» **Activity**:
Could you copy every line of the data that contains the word "true"?

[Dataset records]
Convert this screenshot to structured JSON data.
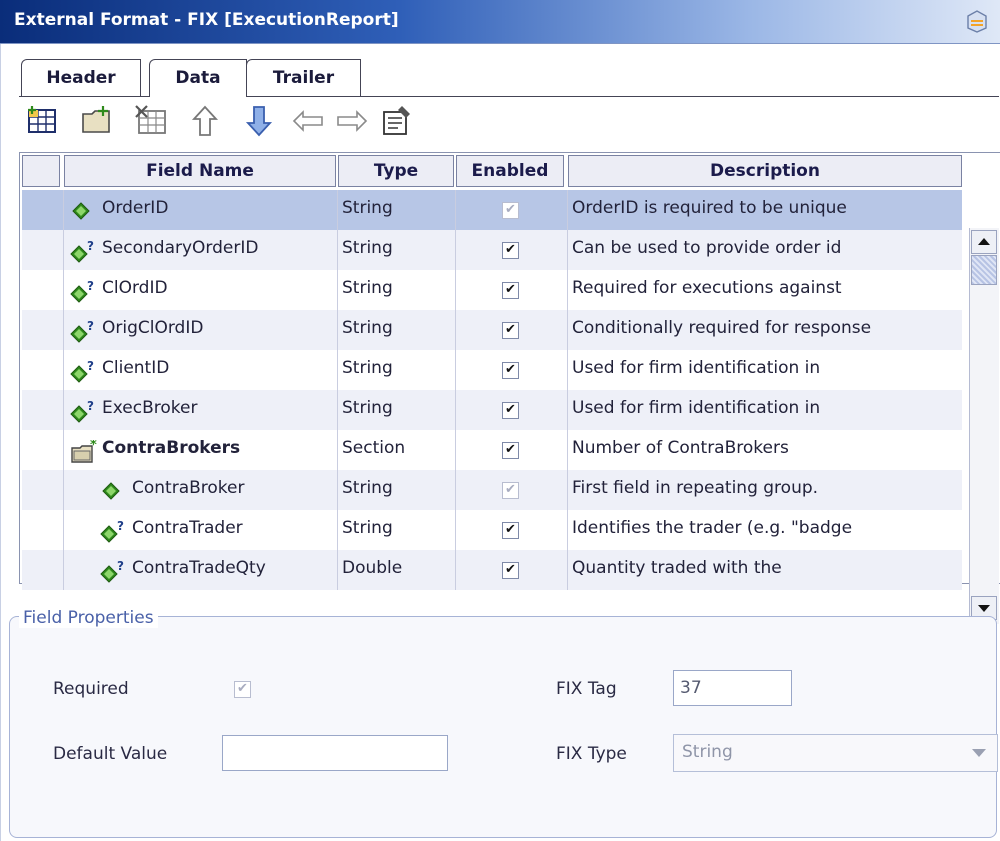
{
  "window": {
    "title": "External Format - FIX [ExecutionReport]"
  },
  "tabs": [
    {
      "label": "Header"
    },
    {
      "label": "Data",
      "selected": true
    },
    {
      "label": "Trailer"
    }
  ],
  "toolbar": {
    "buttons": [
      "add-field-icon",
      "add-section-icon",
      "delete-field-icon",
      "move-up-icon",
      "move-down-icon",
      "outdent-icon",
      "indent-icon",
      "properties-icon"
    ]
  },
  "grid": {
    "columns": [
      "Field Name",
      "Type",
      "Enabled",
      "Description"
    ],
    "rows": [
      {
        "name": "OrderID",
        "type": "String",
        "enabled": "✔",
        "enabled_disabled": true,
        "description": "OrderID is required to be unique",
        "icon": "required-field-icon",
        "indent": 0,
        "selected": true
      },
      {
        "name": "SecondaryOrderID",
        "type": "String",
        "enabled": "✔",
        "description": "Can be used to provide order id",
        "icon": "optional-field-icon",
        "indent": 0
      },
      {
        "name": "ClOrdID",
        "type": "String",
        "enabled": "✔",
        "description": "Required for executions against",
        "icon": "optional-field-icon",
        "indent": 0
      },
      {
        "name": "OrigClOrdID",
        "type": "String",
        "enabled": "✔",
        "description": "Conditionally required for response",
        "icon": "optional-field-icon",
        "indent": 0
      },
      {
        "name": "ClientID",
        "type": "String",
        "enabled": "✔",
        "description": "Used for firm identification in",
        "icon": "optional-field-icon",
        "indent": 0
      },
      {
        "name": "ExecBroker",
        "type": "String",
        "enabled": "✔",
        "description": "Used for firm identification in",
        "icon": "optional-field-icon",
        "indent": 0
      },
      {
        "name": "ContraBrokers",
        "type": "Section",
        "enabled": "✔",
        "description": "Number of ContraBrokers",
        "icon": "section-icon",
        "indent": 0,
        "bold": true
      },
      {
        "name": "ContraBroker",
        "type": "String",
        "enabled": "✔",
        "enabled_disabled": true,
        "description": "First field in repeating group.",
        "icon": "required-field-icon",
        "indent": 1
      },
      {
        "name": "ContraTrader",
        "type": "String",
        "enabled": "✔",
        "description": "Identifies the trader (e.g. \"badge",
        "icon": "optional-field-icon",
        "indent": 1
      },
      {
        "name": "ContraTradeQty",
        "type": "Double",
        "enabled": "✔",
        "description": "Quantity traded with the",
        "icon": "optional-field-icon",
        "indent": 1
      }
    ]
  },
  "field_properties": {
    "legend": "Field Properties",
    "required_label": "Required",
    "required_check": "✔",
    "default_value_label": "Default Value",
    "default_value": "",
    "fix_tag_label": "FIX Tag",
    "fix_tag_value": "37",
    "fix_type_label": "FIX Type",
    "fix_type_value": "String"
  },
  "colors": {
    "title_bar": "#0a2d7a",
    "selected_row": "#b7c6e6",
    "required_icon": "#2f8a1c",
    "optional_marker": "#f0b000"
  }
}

» **Expected answer**:
      "selected": true
        "enabled_disabled": true,
        "selected": true
        "bold": true
        "enabled_disabled": true,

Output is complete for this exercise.